> [Work required]: Leave the images aside and copy out the whole listing, exact to the word.

▼

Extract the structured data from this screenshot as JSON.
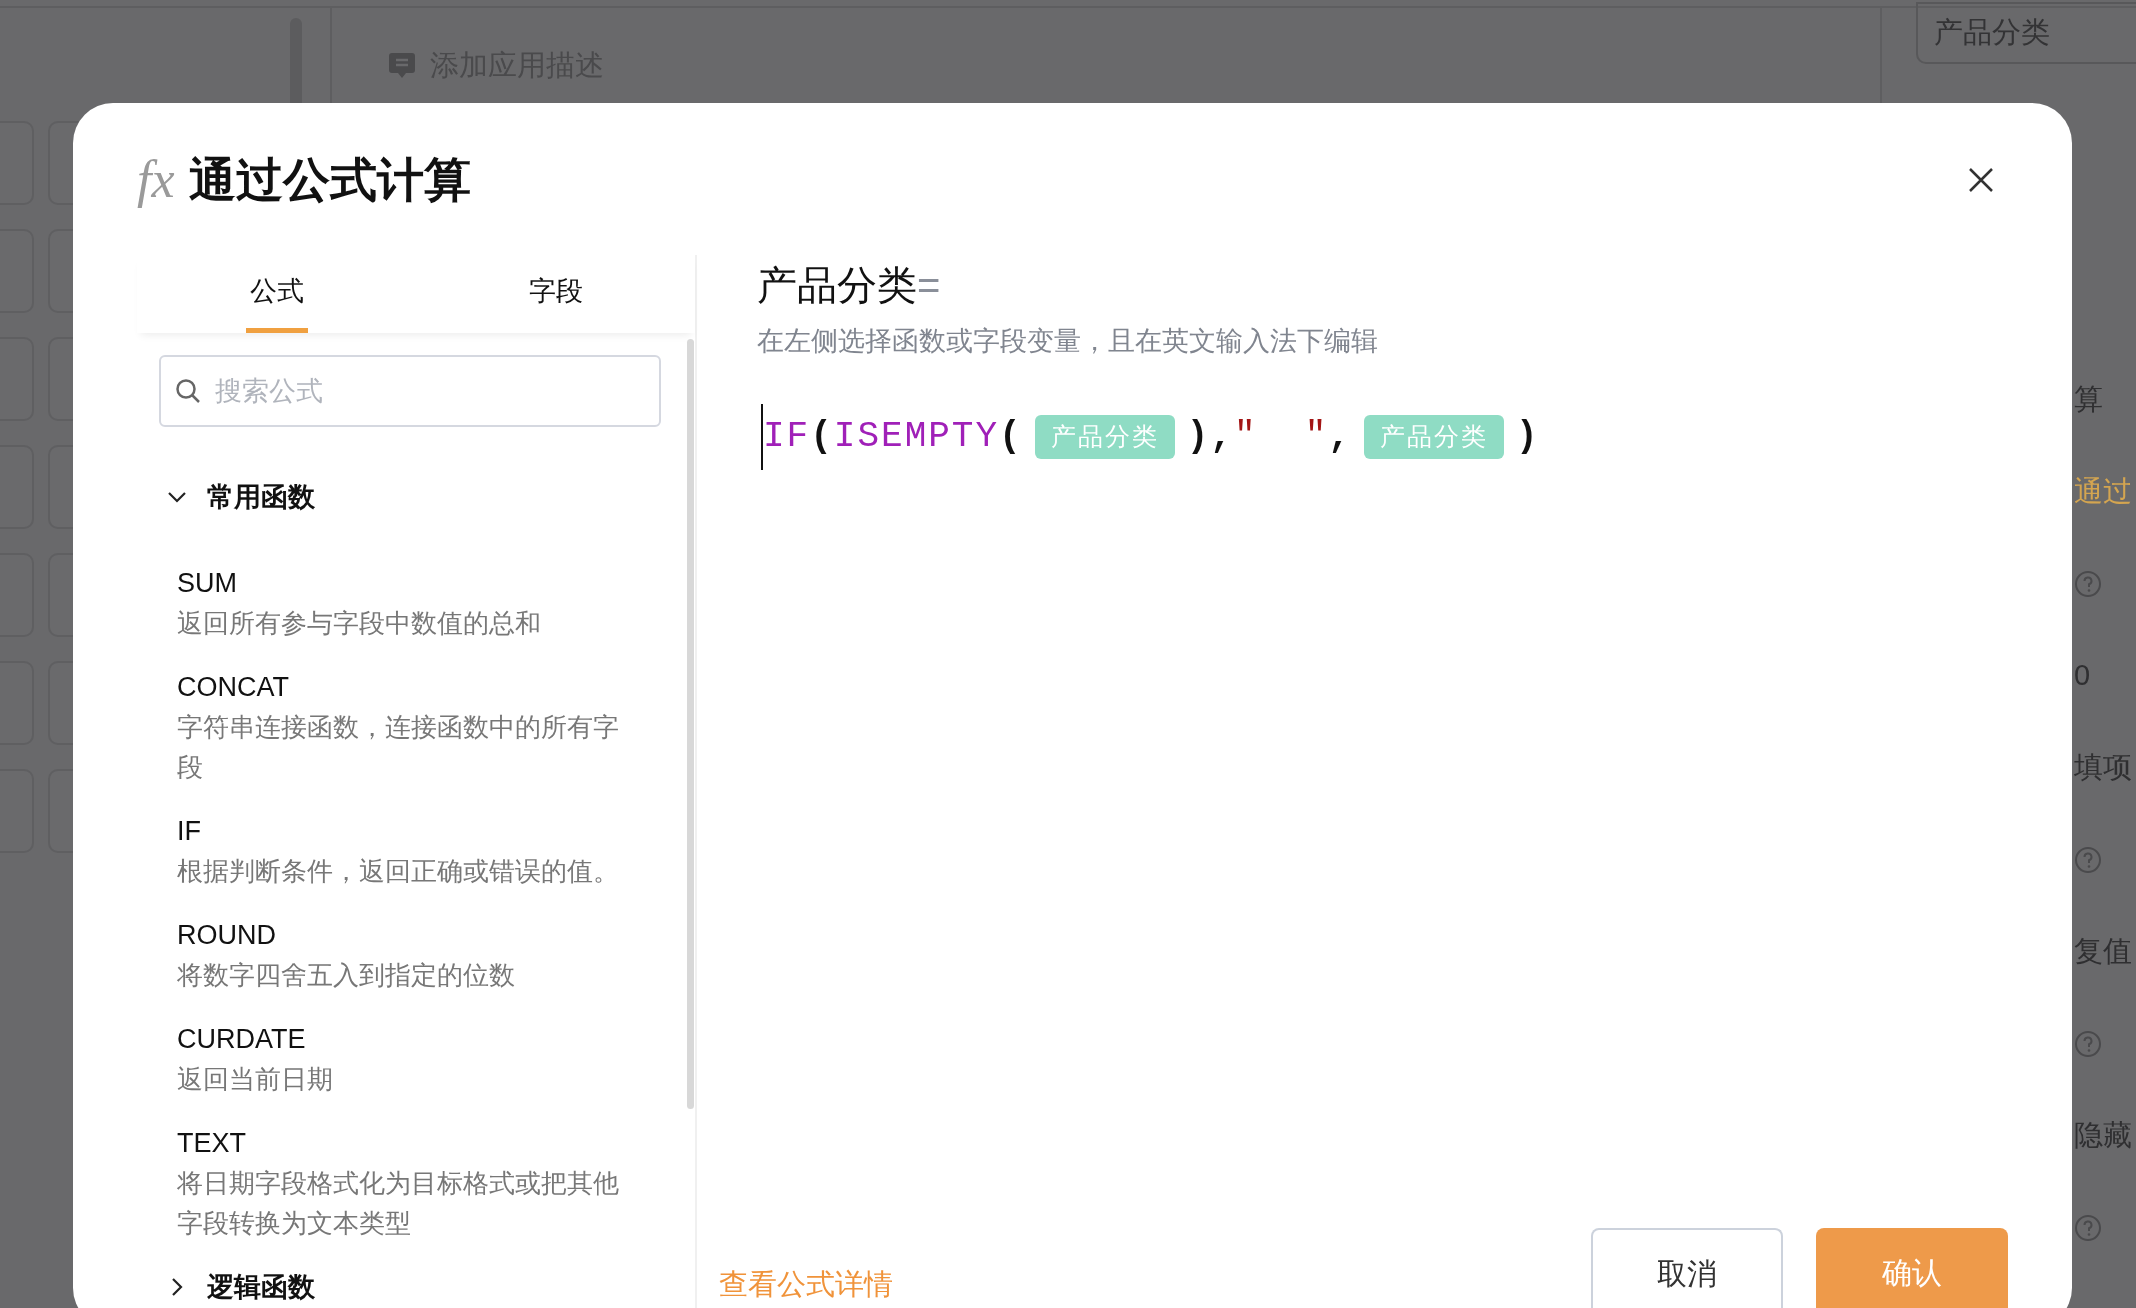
{
  "background": {
    "description_link": "添加应用描述",
    "field_value": "产品分类",
    "side_texts": [
      {
        "kind": "text",
        "text": "算"
      },
      {
        "kind": "accent",
        "text": "通过"
      },
      {
        "kind": "help"
      },
      {
        "kind": "text",
        "text": "0"
      },
      {
        "kind": "text",
        "text": "填项"
      },
      {
        "kind": "help"
      },
      {
        "kind": "text",
        "text": "复值"
      },
      {
        "kind": "help"
      },
      {
        "kind": "text",
        "text": "隐藏"
      },
      {
        "kind": "help"
      }
    ]
  },
  "dialog": {
    "title_icon": "fx",
    "title": "通过公式计算",
    "tabs": [
      {
        "label": "公式",
        "selected": true
      },
      {
        "label": "字段",
        "selected": false
      }
    ],
    "search": {
      "placeholder": "搜索公式"
    },
    "groups": [
      {
        "name": "常用函数",
        "expanded": true,
        "items": [
          {
            "name": "SUM",
            "description": "返回所有参与字段中数值的总和"
          },
          {
            "name": "CONCAT",
            "description": "字符串连接函数，连接函数中的所有字段"
          },
          {
            "name": "IF",
            "description": "根据判断条件，返回正确或错误的值。"
          },
          {
            "name": "ROUND",
            "description": "将数字四舍五入到指定的位数"
          },
          {
            "name": "CURDATE",
            "description": "返回当前日期"
          },
          {
            "name": "TEXT",
            "description": "将日期字段格式化为目标格式或把其他字段转换为文本类型"
          }
        ]
      },
      {
        "name": "逻辑函数",
        "expanded": false
      }
    ],
    "target_field": "产品分类",
    "equals": "=",
    "hint": "在左侧选择函数或字段变量，且在英文输入法下编辑",
    "formula": [
      {
        "kind": "function",
        "text": "IF"
      },
      {
        "kind": "punct",
        "text": "("
      },
      {
        "kind": "function",
        "text": "ISEMPTY"
      },
      {
        "kind": "punct",
        "text": "("
      },
      {
        "kind": "field",
        "text": "产品分类"
      },
      {
        "kind": "punct",
        "text": ")"
      },
      {
        "kind": "punct",
        "text": ","
      },
      {
        "kind": "string",
        "text": "\"  \""
      },
      {
        "kind": "punct",
        "text": ","
      },
      {
        "kind": "field",
        "text": "产品分类"
      },
      {
        "kind": "punct",
        "text": ")"
      }
    ],
    "details_link": "查看公式详情",
    "buttons": [
      {
        "kind": "secondary",
        "label": "取消"
      },
      {
        "kind": "primary",
        "label": "确认"
      }
    ]
  }
}
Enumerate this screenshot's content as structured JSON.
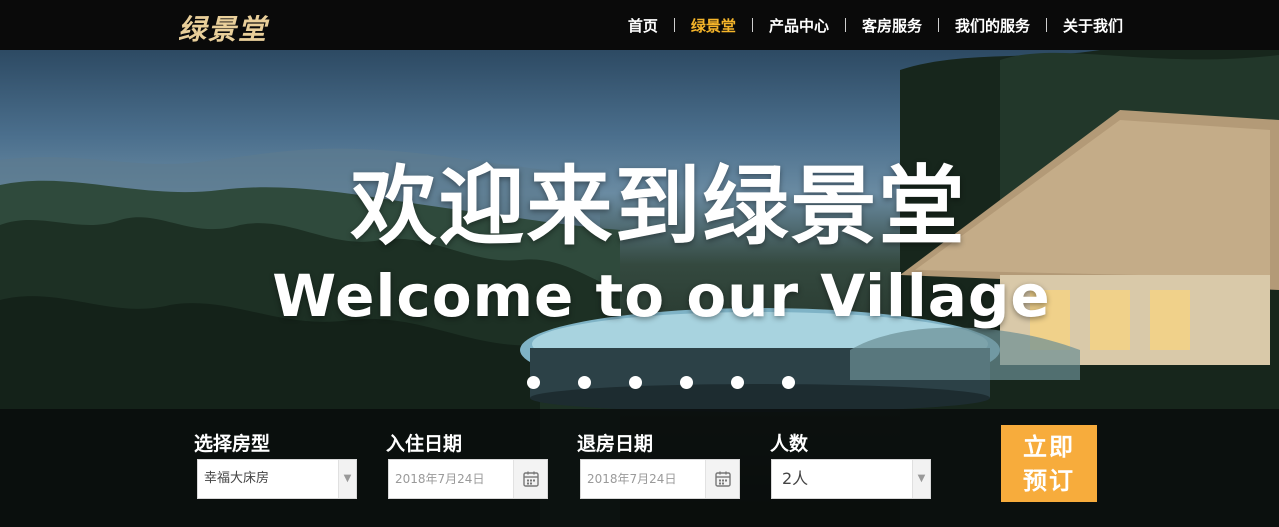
{
  "brand": {
    "logo_text": "绿景堂"
  },
  "nav": {
    "items": [
      {
        "label": "首页",
        "active": false
      },
      {
        "label": "绿景堂",
        "active": true
      },
      {
        "label": "产品中心",
        "active": false
      },
      {
        "label": "客房服务",
        "active": false
      },
      {
        "label": "我们的服务",
        "active": false
      },
      {
        "label": "关于我们",
        "active": false
      }
    ]
  },
  "hero": {
    "title": "欢迎来到绿景堂",
    "subtitle": "Welcome to our Village",
    "slide_count": 6
  },
  "booking": {
    "room_type": {
      "label": "选择房型",
      "value": "幸福大床房"
    },
    "checkin": {
      "label": "入住日期",
      "value": "2018年7月24日"
    },
    "checkout": {
      "label": "退房日期",
      "value": "2018年7月24日"
    },
    "guests": {
      "label": "人数",
      "value": "2人"
    },
    "submit": {
      "line1": "立即",
      "line2": "预订"
    }
  },
  "colors": {
    "accent": "#f5b52a",
    "button": "#f7ac3c",
    "logo": "#e9cf9a"
  }
}
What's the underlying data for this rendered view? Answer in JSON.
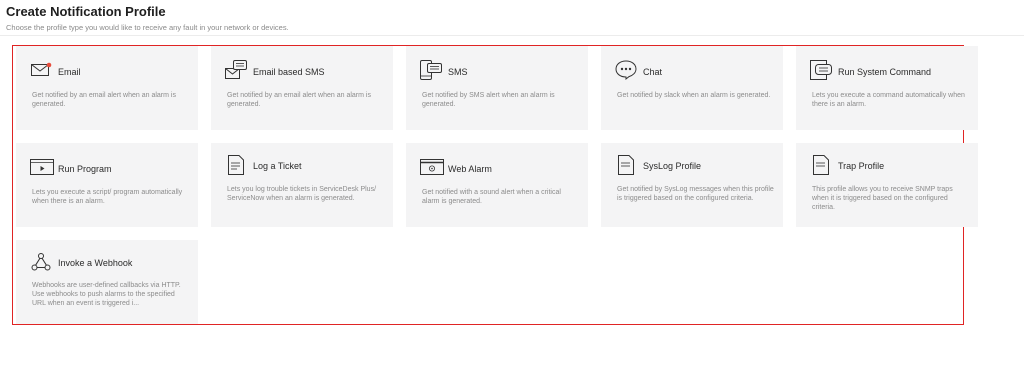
{
  "header": {
    "title": "Create Notification Profile",
    "subtitle": "Choose the profile type you would like to receive any fault in your network or devices."
  },
  "profiles": [
    {
      "name": "Email",
      "icon": "email-icon",
      "description": "Get notified by an email alert when an alarm is generated."
    },
    {
      "name": "Email based SMS",
      "icon": "email-sms-icon",
      "description": "Get notified by an email alert when an alarm is generated."
    },
    {
      "name": "SMS",
      "icon": "sms-icon",
      "description": "Get notified by SMS alert when an alarm is generated."
    },
    {
      "name": "Chat",
      "icon": "chat-icon",
      "description": "Get notified by slack when an alarm is generated."
    },
    {
      "name": "Run System Command",
      "icon": "system-command-icon",
      "description": "Lets you execute a command automatically when there is an alarm."
    },
    {
      "name": "Run Program",
      "icon": "run-program-icon",
      "description": "Lets you execute a script/ program automatically when there is an alarm."
    },
    {
      "name": "Log a Ticket",
      "icon": "ticket-icon",
      "description": "Lets you log trouble tickets in ServiceDesk Plus/ ServiceNow when an alarm is generated."
    },
    {
      "name": "Web Alarm",
      "icon": "web-alarm-icon",
      "description": "Get notified with a sound alert when a critical alarm is generated."
    },
    {
      "name": "SysLog Profile",
      "icon": "syslog-icon",
      "description": "Get notified by SysLog messages when this profile is triggered based on the configured criteria."
    },
    {
      "name": "Trap Profile",
      "icon": "trap-icon",
      "description": "This profile allows you to receive SNMP traps when it is triggered based on the configured criteria."
    },
    {
      "name": "Invoke a Webhook",
      "icon": "webhook-icon",
      "description": "Webhooks are user-defined callbacks via HTTP. Use webhooks to push alarms to the specified URL when an event is triggered i..."
    }
  ],
  "colors": {
    "highlight_border": "#e02424",
    "card_background": "#f4f4f5",
    "email_badge": "#e74c3c"
  }
}
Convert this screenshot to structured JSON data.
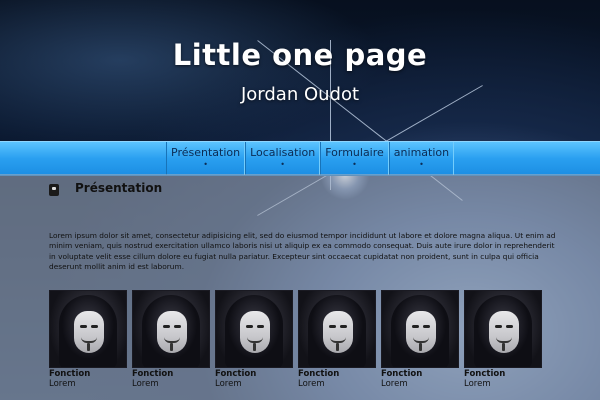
{
  "header": {
    "title": "Little one page",
    "subtitle": "Jordan Oudot"
  },
  "nav": {
    "items": [
      {
        "label": "Présentation",
        "dot": "•"
      },
      {
        "label": "Localisation",
        "dot": "•"
      },
      {
        "label": "Formulaire",
        "dot": "•"
      },
      {
        "label": "animation",
        "dot": "•"
      }
    ]
  },
  "section": {
    "icon": "user-card-icon",
    "title": "Présentation",
    "body": "Lorem ipsum dolor sit amet, consectetur adipisicing elit, sed do eiusmod tempor incididunt ut labore et dolore magna aliqua. Ut enim ad minim veniam, quis nostrud exercitation ullamco laboris nisi ut aliquip ex ea commodo consequat. Duis aute irure dolor in reprehenderit in voluptate velit esse cillum dolore eu fugiat nulla pariatur. Excepteur sint occaecat cupidatat non proident, sunt in culpa qui officia deserunt mollit anim id est laborum."
  },
  "cards": [
    {
      "title": "Fonction",
      "sub": "Lorem",
      "image": "masked-person-image"
    },
    {
      "title": "Fonction",
      "sub": "Lorem",
      "image": "masked-person-image"
    },
    {
      "title": "Fonction",
      "sub": "Lorem",
      "image": "masked-person-image"
    },
    {
      "title": "Fonction",
      "sub": "Lorem",
      "image": "masked-person-image"
    },
    {
      "title": "Fonction",
      "sub": "Lorem",
      "image": "masked-person-image"
    },
    {
      "title": "Fonction",
      "sub": "Lorem",
      "image": "masked-person-image"
    }
  ],
  "colors": {
    "nav_bar": "#2a9ff0",
    "nav_text": "#0b2c55",
    "title_text": "#ffffff"
  }
}
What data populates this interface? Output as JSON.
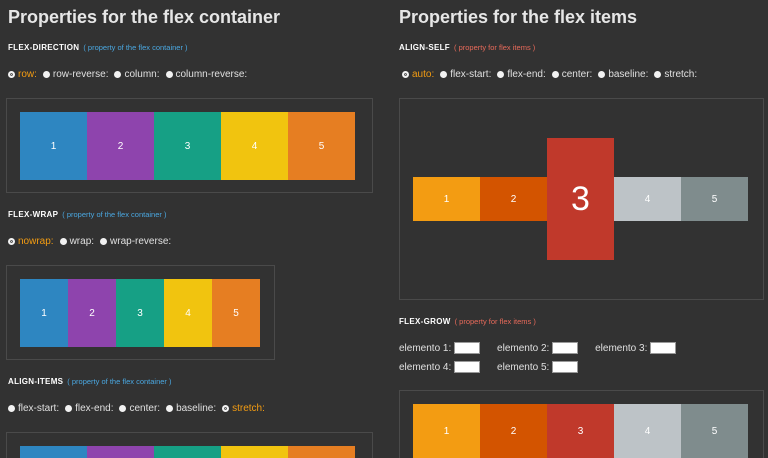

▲

> [Expected answer]:
Extract the structured data from this screenshot as JSON.
{
  "background": {
    "description_link": "添加应用描述",
    "field_value": "产品分类",
    "side_texts": [
      {
        "kind": "text",
        "text": "算"
      },
      {
        "kind": "accent",
        "text": "通过"
      },
      {
        "kind": "help"
      },
      {
        "kind": "text",
        "text": "0"
      },
      {
        "kind": "text",
        "text": "填项"
      },
      {
        "kind": "help"
      },
      {
        "kind": "text",
        "text": "复值"
      },
      {
        "kind": "help"
      },
      {
        "kind": "text",
        "text": "隐藏"
      },
      {
        "kind": "help"
      }
    ]
  },
  "dialog": {
    "title_icon": "fx",
    "title": "通过公式计算",
    "tabs": [
      {
        "label": "公式",
        "selected": true
      },
      {
        "label": "字段",
        "selected": false
      }
    ],
    "search": {
      "placeholder": "搜索公式"
    },
    "groups": [
      {
        "name": "常用函数",
        "expanded": true,
        "items": [
          {
            "name": "SUM",
            "description": "返回所有参与字段中数值的总和"
          },
          {
            "name": "CONCAT",
            "description": "字符串连接函数，连接函数中的所有字段"
          },
          {
            "name": "IF",
            "description": "根据判断条件，返回正确或错误的值。"
          },
          {
            "name": "ROUND",
            "description": "将数字四舍五入到指定的位数"
          },
          {
            "name": "CURDATE",
            "description": "返回当前日期"
          },
          {
            "name": "TEXT",
            "description": "将日期字段格式化为目标格式或把其他字段转换为文本类型"
          }
        ]
      },
      {
        "name": "逻辑函数",
        "expanded": false
      }
    ],
    "target_field": "产品分类",
    "equals": "=",
    "hint": "在左侧选择函数或字段变量，且在英文输入法下编辑",
    "formula": [
      {
        "kind": "function",
        "text": "IF"
      },
      {
        "kind": "punct",
        "text": "("
      },
      {
        "kind": "function",
        "text": "ISEMPTY"
      },
      {
        "kind": "punct",
        "text": "("
      },
      {
        "kind": "field",
        "text": "产品分类"
      },
      {
        "kind": "punct",
        "text": ")"
      },
      {
        "kind": "punct",
        "text": ","
      },
      {
        "kind": "string",
        "text": "\"  \""
      },
      {
        "kind": "punct",
        "text": ","
      },
      {
        "kind": "field",
        "text": "产品分类"
      },
      {
        "kind": "punct",
        "text": ")"
      }
    ],
    "details_link": "查看公式详情",
    "buttons": [
      {
        "kind": "secondary",
        "label": "取消"
      },
      {
        "kind": "primary",
        "label": "确认"
      }
    ]
  }
}
Enumerate this screenshot's content as structured JSON.
{
  "brand": {
    "logo_text": "绿景堂"
  },
  "nav": {
    "items": [
      {
        "label": "首页",
        "active": false
      },
      {
        "label": "绿景堂",
        "active": true
      },
      {
        "label": "产品中心",
        "active": false
      },
      {
        "label": "客房服务",
        "active": false
      },
      {
        "label": "我们的服务",
        "active": false
      },
      {
        "label": "关于我们",
        "active": false
      }
    ]
  },
  "hero": {
    "title": "欢迎来到绿景堂",
    "subtitle": "Welcome to our Village",
    "slide_count": 6
  },
  "booking": {
    "room_type": {
      "label": "选择房型",
      "value": "幸福大床房"
    },
    "checkin": {
      "label": "入住日期",
      "value": "2018年7月24日"
    },
    "checkout": {
      "label": "退房日期",
      "value": "2018年7月24日"
    },
    "guests": {
      "label": "人数",
      "value": "2人"
    },
    "submit": {
      "line1": "立即",
      "line2": "预订"
    }
  },
  "colors": {
    "accent": "#f5b52a",
    "button": "#f7ac3c",
    "logo": "#e9cf9a"
  }
}
What's the underlying data for this rendered view? Answer in JSON.
{
  "header": {
    "title": "Create Notification Profile",
    "subtitle": "Choose the profile type you would like to receive any fault in your network or devices."
  },
  "profiles": [
    {
      "name": "Email",
      "icon": "email-icon",
      "description": "Get notified by an email alert when an alarm is generated."
    },
    {
      "name": "Email based SMS",
      "icon": "email-sms-icon",
      "description": "Get notified by an email alert when an alarm is generated."
    },
    {
      "name": "SMS",
      "icon": "sms-icon",
      "description": "Get notified by SMS alert when an alarm is generated."
    },
    {
      "name": "Chat",
      "icon": "chat-icon",
      "description": "Get notified by slack when an alarm is generated."
    },
    {
      "name": "Run System Command",
      "icon": "system-command-icon",
      "description": "Lets you execute a command automatically when there is an alarm."
    },
    {
      "name": "Run Program",
      "icon": "run-program-icon",
      "description": "Lets you execute a script/ program automatically when there is an alarm."
    },
    {
      "name": "Log a Ticket",
      "icon": "ticket-icon",
      "description": "Lets you log trouble tickets in ServiceDesk Plus/ ServiceNow when an alarm is generated."
    },
    {
      "name": "Web Alarm",
      "icon": "web-alarm-icon",
      "description": "Get notified with a sound alert when a critical alarm is generated."
    },
    {
      "name": "SysLog Profile",
      "icon": "syslog-icon",
      "description": "Get notified by SysLog messages when this profile is triggered based on the configured criteria."
    },
    {
      "name": "Trap Profile",
      "icon": "trap-icon",
      "description": "This profile allows you to receive SNMP traps when it is triggered based on the configured criteria."
    },
    {
      "name": "Invoke a Webhook",
      "icon": "webhook-icon",
      "description": "Webhooks are user-defined callbacks via HTTP. Use webhooks to push alarms to the specified URL when an event is triggered i..."
    }
  ],
  "colors": {
    "highlight_border": "#e02424",
    "card_background": "#f4f4f5",
    "email_badge": "#e74c3c"
  }
}
Convert this screenshot to structured JSON data.
{
  "header": {
    "title": "Little one page",
    "subtitle": "Jordan Oudot"
  },
  "nav": {
    "items": [
      {
        "label": "Présentation",
        "dot": "•"
      },
      {
        "label": "Localisation",
        "dot": "•"
      },
      {
        "label": "Formulaire",
        "dot": "•"
      },
      {
        "label": "animation",
        "dot": "•"
      }
    ]
  },
  "section": {
    "icon": "user-card-icon",
    "title": "Présentation",
    "body": "Lorem ipsum dolor sit amet, consectetur adipisicing elit, sed do eiusmod tempor incididunt ut labore et dolore magna aliqua. Ut enim ad minim veniam, quis nostrud exercitation ullamco laboris nisi ut aliquip ex ea commodo consequat. Duis aute irure dolor in reprehenderit in voluptate velit esse cillum dolore eu fugiat nulla pariatur. Excepteur sint occaecat cupidatat non proident, sunt in culpa qui officia deserunt mollit anim id est laborum."
  },
  "cards": [
    {
      "title": "Fonction",
      "sub": "Lorem",
      "image": "masked-person-image"
    },
    {
      "title": "Fonction",
      "sub": "Lorem",
      "image": "masked-person-image"
    },
    {
      "title": "Fonction",
      "sub": "Lorem",
      "image": "masked-person-image"
    },
    {
      "title": "Fonction",
      "sub": "Lorem",
      "image": "masked-person-image"
    },
    {
      "title": "Fonction",
      "sub": "Lorem",
      "image": "masked-person-image"
    },
    {
      "title": "Fonction",
      "sub": "Lorem",
      "image": "masked-person-image"
    }
  ],
  "colors": {
    "nav_bar": "#2a9ff0",
    "nav_text": "#0b2c55",
    "title_text": "#ffffff"
  }
}
What data populates this interface? Output as JSON.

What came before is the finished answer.